WORK REQUEST
Within the entries below, find every line that has the string "this", then copy it.

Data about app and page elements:
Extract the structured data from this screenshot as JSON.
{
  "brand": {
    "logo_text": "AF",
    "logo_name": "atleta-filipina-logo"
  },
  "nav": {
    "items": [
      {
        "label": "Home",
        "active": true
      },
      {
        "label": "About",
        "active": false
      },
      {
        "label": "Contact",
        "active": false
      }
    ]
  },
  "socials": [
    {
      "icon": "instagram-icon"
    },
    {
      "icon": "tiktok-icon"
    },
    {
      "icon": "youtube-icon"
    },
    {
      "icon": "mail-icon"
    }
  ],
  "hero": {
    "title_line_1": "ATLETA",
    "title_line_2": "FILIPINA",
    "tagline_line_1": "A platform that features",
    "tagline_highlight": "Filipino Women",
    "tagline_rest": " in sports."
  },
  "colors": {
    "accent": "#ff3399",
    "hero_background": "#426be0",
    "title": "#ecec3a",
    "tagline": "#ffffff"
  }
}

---

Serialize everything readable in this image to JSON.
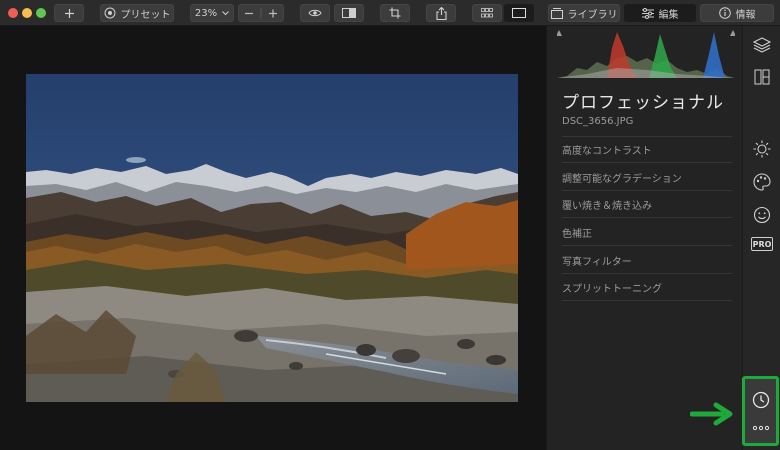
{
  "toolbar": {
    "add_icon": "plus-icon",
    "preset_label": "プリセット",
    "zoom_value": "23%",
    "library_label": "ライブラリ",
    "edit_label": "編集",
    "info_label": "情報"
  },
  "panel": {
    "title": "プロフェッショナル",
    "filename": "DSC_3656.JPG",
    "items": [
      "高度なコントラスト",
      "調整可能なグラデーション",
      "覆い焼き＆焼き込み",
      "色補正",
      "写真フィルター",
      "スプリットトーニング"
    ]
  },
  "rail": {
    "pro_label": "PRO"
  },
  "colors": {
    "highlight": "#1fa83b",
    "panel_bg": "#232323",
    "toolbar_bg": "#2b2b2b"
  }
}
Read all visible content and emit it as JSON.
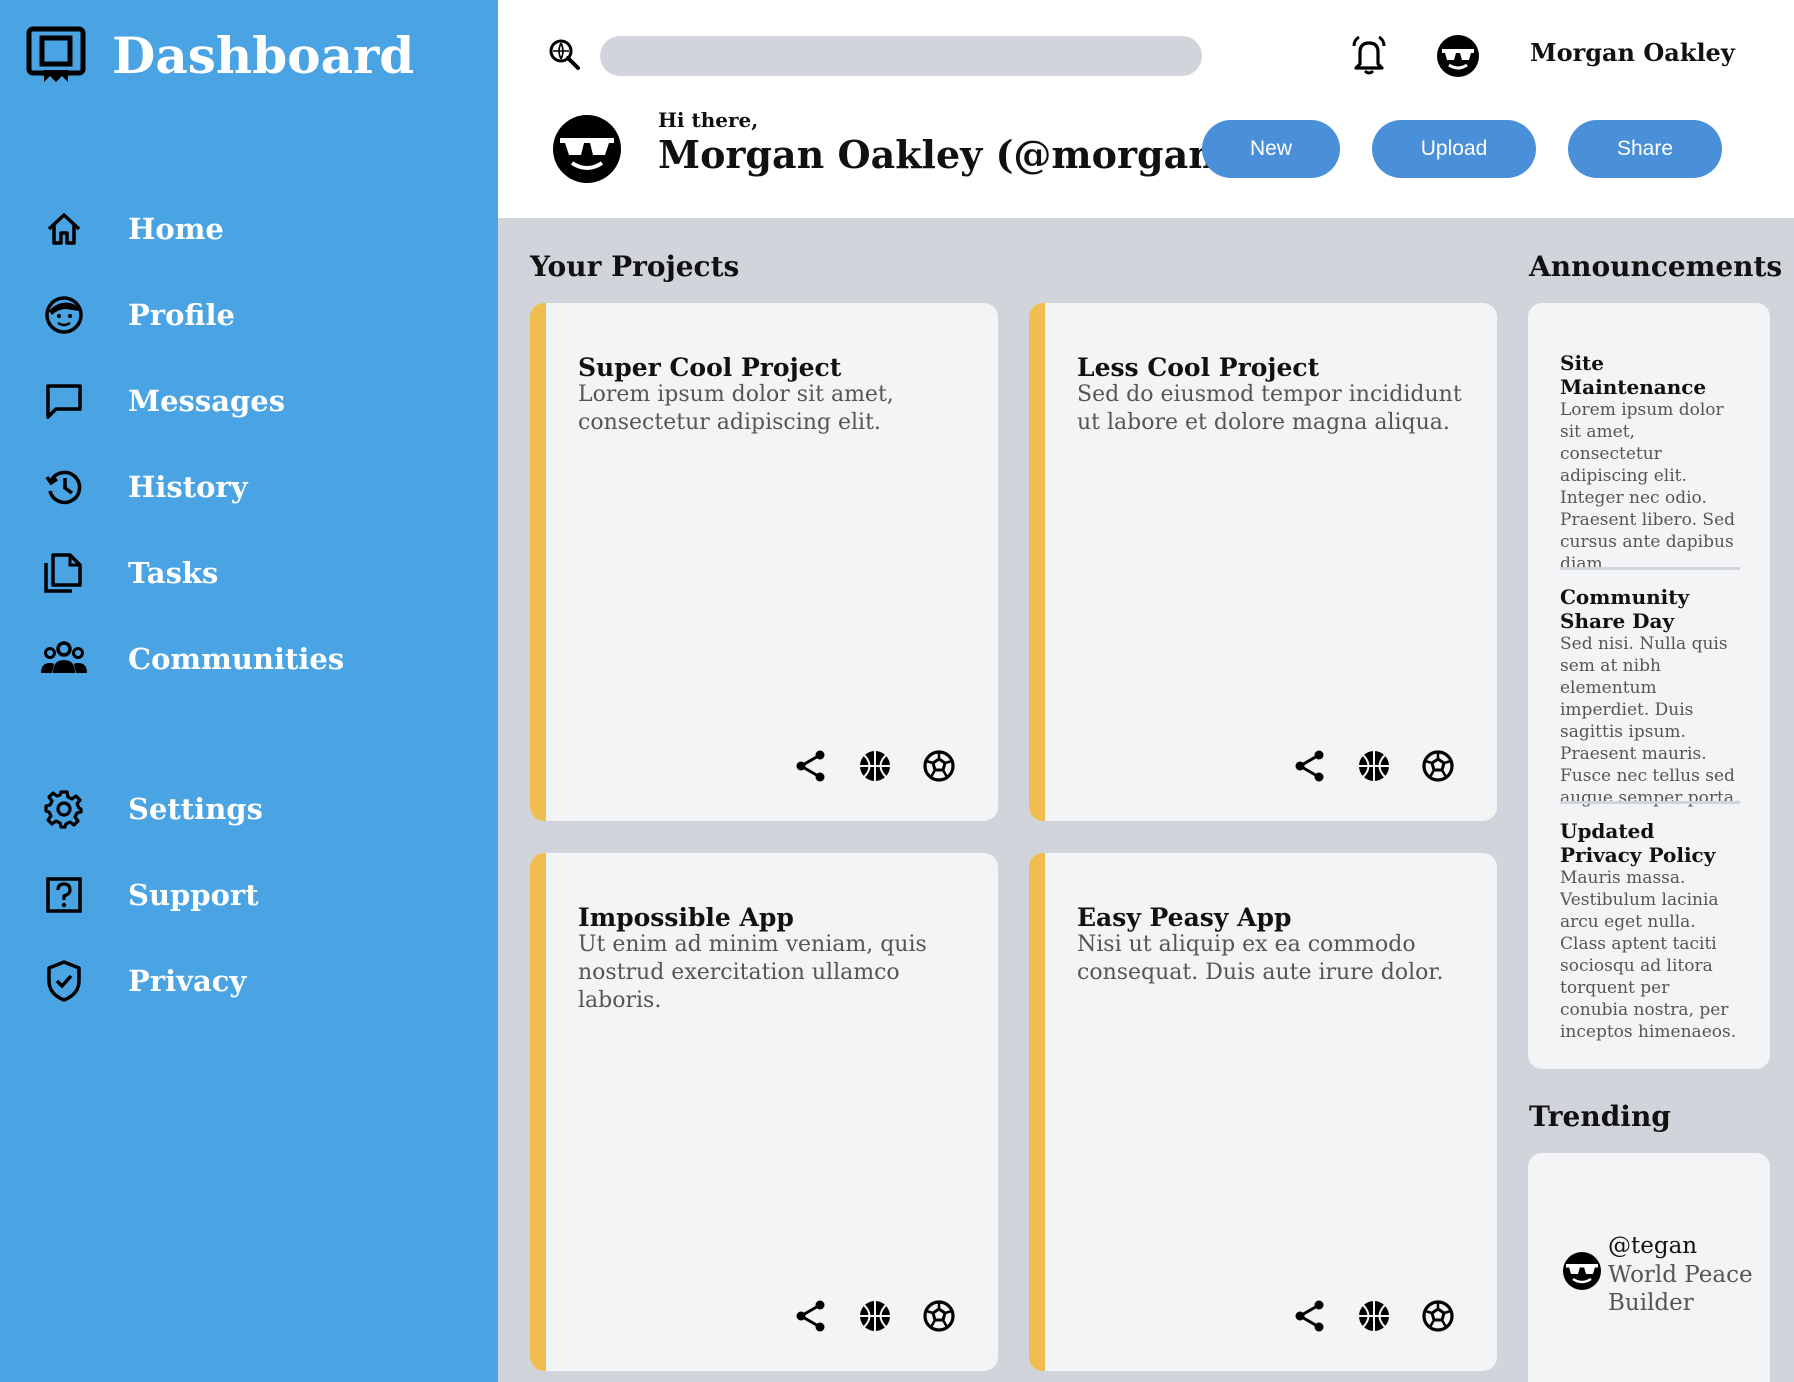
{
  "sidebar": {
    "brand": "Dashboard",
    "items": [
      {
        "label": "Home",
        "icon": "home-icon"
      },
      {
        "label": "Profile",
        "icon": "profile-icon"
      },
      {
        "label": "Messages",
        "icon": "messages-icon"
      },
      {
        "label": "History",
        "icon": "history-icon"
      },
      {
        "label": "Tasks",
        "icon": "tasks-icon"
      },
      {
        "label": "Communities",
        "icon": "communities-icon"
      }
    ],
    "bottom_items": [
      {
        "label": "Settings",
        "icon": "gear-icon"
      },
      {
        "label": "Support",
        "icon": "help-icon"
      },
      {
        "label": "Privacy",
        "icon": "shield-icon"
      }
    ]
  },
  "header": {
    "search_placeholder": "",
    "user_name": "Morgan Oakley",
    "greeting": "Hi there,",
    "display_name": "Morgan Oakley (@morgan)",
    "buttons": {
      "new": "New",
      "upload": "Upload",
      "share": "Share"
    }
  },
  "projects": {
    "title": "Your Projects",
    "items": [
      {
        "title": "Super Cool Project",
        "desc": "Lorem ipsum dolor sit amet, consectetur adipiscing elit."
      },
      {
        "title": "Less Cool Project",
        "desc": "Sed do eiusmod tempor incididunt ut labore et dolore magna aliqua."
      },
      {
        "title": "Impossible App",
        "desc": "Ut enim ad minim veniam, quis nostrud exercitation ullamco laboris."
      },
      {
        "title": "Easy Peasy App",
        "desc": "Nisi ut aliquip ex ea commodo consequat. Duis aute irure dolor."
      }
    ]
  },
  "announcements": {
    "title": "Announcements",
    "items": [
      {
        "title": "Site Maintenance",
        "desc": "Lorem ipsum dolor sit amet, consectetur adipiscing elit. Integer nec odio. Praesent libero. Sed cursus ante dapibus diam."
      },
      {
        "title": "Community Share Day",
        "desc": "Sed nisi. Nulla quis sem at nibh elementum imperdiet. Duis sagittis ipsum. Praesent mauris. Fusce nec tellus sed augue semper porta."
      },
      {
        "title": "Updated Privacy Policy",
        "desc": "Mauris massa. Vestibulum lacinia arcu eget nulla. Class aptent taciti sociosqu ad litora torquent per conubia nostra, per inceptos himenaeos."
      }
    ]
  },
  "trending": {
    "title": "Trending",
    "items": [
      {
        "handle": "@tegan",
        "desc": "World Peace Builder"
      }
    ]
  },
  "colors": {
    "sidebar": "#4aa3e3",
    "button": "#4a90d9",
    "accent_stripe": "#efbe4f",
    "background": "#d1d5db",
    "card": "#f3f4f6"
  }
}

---

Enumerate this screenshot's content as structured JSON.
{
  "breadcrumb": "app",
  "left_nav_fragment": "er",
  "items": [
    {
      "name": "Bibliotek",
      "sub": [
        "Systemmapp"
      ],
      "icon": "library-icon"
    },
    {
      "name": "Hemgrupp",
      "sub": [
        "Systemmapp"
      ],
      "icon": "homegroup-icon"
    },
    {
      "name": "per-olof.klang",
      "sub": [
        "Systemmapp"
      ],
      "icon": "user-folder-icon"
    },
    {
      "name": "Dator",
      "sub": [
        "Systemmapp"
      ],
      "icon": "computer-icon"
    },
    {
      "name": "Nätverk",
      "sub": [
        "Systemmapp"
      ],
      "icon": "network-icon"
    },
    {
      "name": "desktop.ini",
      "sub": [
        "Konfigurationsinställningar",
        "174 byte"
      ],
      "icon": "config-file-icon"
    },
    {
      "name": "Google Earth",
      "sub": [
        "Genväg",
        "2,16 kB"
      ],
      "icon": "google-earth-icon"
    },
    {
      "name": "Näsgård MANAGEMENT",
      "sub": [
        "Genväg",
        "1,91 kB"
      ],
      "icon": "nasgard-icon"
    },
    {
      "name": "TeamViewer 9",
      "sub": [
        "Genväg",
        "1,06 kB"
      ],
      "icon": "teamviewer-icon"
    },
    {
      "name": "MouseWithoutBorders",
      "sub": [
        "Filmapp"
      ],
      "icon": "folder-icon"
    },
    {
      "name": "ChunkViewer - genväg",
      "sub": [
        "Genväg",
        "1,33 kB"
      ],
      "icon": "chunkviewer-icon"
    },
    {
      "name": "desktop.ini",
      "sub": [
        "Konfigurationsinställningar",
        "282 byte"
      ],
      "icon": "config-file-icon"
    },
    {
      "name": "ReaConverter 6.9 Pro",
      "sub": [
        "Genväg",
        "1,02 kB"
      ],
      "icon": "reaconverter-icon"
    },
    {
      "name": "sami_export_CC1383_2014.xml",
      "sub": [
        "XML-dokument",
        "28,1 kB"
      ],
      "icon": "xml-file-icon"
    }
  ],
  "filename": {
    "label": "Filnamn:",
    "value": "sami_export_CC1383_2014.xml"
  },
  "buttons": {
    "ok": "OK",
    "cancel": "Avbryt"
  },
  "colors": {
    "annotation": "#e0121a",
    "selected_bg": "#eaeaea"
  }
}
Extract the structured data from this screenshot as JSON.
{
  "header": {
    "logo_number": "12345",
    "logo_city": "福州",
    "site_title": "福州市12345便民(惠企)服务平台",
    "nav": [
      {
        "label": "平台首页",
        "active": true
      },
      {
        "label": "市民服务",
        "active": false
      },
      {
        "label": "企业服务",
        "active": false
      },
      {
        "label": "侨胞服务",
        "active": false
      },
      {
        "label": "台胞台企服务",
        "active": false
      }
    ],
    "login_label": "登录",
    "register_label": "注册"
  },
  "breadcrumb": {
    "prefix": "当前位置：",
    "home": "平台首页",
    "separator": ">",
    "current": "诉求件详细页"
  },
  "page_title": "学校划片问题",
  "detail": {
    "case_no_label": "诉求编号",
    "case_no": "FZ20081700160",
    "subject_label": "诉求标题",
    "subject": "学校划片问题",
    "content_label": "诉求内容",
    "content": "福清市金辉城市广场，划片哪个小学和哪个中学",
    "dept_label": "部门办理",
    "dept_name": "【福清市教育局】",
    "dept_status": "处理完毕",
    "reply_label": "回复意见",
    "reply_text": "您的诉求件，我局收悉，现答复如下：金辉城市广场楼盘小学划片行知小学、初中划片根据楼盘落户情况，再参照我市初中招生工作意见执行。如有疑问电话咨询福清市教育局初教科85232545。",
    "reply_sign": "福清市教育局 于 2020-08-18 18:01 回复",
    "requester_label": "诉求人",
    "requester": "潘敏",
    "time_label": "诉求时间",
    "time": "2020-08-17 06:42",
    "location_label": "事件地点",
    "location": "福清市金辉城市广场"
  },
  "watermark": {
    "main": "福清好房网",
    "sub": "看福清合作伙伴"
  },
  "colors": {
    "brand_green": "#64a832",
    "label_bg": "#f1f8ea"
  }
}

SOLUTION TO THE PROBLEM
Extract the structured data from this screenshot as JSON.
Serialize everything readable in this image to JSON.
Enumerate this screenshot's content as structured JSON.
Extract the structured data from this screenshot as JSON.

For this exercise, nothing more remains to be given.